Exercise materials
○ ○ ○
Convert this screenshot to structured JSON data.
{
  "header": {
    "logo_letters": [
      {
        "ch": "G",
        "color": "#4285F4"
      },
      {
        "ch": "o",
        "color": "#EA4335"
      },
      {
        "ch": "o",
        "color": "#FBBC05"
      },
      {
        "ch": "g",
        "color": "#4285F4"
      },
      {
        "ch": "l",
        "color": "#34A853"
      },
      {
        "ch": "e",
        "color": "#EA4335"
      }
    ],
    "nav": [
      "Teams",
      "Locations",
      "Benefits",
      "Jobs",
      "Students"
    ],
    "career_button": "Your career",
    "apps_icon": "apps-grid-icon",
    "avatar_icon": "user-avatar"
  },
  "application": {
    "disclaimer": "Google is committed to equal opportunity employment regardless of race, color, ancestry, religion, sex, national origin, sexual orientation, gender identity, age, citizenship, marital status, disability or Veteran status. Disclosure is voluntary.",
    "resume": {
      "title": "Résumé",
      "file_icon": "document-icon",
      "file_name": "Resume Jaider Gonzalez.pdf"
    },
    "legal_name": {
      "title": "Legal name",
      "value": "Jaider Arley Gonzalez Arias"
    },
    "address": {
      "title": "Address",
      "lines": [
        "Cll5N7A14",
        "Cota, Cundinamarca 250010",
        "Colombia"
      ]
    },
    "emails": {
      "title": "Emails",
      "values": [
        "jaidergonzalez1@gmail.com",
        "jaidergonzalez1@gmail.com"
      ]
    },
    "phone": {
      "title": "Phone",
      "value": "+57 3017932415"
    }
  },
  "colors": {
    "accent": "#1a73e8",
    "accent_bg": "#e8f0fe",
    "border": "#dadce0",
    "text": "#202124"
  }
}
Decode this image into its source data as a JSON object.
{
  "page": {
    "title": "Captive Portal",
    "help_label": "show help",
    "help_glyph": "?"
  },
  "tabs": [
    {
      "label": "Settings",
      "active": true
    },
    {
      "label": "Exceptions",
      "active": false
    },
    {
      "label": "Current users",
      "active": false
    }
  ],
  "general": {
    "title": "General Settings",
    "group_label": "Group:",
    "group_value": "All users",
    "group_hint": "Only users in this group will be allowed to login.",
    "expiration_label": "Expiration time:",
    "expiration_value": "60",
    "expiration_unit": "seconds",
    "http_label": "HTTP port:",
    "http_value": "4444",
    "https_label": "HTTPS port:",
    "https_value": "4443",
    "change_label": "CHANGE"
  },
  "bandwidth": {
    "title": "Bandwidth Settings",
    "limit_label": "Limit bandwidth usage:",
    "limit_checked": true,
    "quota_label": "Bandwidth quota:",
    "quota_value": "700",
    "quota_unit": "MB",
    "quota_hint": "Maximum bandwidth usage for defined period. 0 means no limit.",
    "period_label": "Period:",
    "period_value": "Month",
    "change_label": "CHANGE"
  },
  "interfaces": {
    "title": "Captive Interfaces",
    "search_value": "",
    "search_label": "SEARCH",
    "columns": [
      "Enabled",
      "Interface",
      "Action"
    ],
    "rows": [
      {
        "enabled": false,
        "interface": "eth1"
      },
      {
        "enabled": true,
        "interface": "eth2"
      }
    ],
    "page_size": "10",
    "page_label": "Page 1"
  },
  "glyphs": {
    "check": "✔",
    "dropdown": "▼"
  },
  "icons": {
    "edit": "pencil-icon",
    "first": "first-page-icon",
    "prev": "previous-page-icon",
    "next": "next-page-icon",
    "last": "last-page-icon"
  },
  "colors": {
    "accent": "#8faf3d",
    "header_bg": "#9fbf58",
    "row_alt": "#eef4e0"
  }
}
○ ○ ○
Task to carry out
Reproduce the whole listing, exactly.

Exercise response
Convert this screenshot to structured JSON data.
{
  "header": {
    "logo_letters": [
      {
        "ch": "G",
        "color": "#4285F4"
      },
      {
        "ch": "o",
        "color": "#EA4335"
      },
      {
        "ch": "o",
        "color": "#FBBC05"
      },
      {
        "ch": "g",
        "color": "#4285F4"
      },
      {
        "ch": "l",
        "color": "#34A853"
      },
      {
        "ch": "e",
        "color": "#EA4335"
      }
    ],
    "nav": [
      "Teams",
      "Locations",
      "Benefits",
      "Jobs",
      "Students"
    ],
    "career_button": "Your career",
    "apps_icon": "apps-grid-icon",
    "avatar_icon": "user-avatar"
  },
  "application": {
    "disclaimer": "Google is committed to equal opportunity employment regardless of race, color, ancestry, religion, sex, national origin, sexual orientation, gender identity, age, citizenship, marital status, disability or Veteran status. Disclosure is voluntary.",
    "resume": {
      "title": "Résumé",
      "file_icon": "document-icon",
      "file_name": "Resume Jaider Gonzalez.pdf"
    },
    "legal_name": {
      "title": "Legal name",
      "value": "Jaider Arley Gonzalez Arias"
    },
    "address": {
      "title": "Address",
      "lines": [
        "Cll5N7A14",
        "Cota, Cundinamarca 250010",
        "Colombia"
      ]
    },
    "emails": {
      "title": "Emails",
      "values": [
        "jaidergonzalez1@gmail.com",
        "jaidergonzalez1@gmail.com"
      ]
    },
    "phone": {
      "title": "Phone",
      "value": "+57 3017932415"
    }
  },
  "colors": {
    "accent": "#1a73e8",
    "accent_bg": "#e8f0fe",
    "border": "#dadce0",
    "text": "#202124"
  }
}
Decode this image into its source data as a JSON object.
{
  "page": {
    "title": "Captive Portal",
    "help_label": "show help",
    "help_glyph": "?"
  },
  "tabs": [
    {
      "label": "Settings",
      "active": true
    },
    {
      "label": "Exceptions",
      "active": false
    },
    {
      "label": "Current users",
      "active": false
    }
  ],
  "general": {
    "title": "General Settings",
    "group_label": "Group:",
    "group_value": "All users",
    "group_hint": "Only users in this group will be allowed to login.",
    "expiration_label": "Expiration time:",
    "expiration_value": "60",
    "expiration_unit": "seconds",
    "http_label": "HTTP port:",
    "http_value": "4444",
    "https_label": "HTTPS port:",
    "https_value": "4443",
    "change_label": "CHANGE"
  },
  "bandwidth": {
    "title": "Bandwidth Settings",
    "limit_label": "Limit bandwidth usage:",
    "limit_checked": true,
    "quota_label": "Bandwidth quota:",
    "quota_value": "700",
    "quota_unit": "MB",
    "quota_hint": "Maximum bandwidth usage for defined period. 0 means no limit.",
    "period_label": "Period:",
    "period_value": "Month",
    "change_label": "CHANGE"
  },
  "interfaces": {
    "title": "Captive Interfaces",
    "search_value": "",
    "search_label": "SEARCH",
    "columns": [
      "Enabled",
      "Interface",
      "Action"
    ],
    "rows": [
      {
        "enabled": false,
        "interface": "eth1"
      },
      {
        "enabled": true,
        "interface": "eth2"
      }
    ],
    "page_size": "10",
    "page_label": "Page 1"
  },
  "glyphs": {
    "check": "✔",
    "dropdown": "▼"
  },
  "icons": {
    "edit": "pencil-icon",
    "first": "first-page-icon",
    "prev": "previous-page-icon",
    "next": "next-page-icon",
    "last": "last-page-icon"
  },
  "colors": {
    "accent": "#8faf3d",
    "header_bg": "#9fbf58",
    "row_alt": "#eef4e0"
  }
}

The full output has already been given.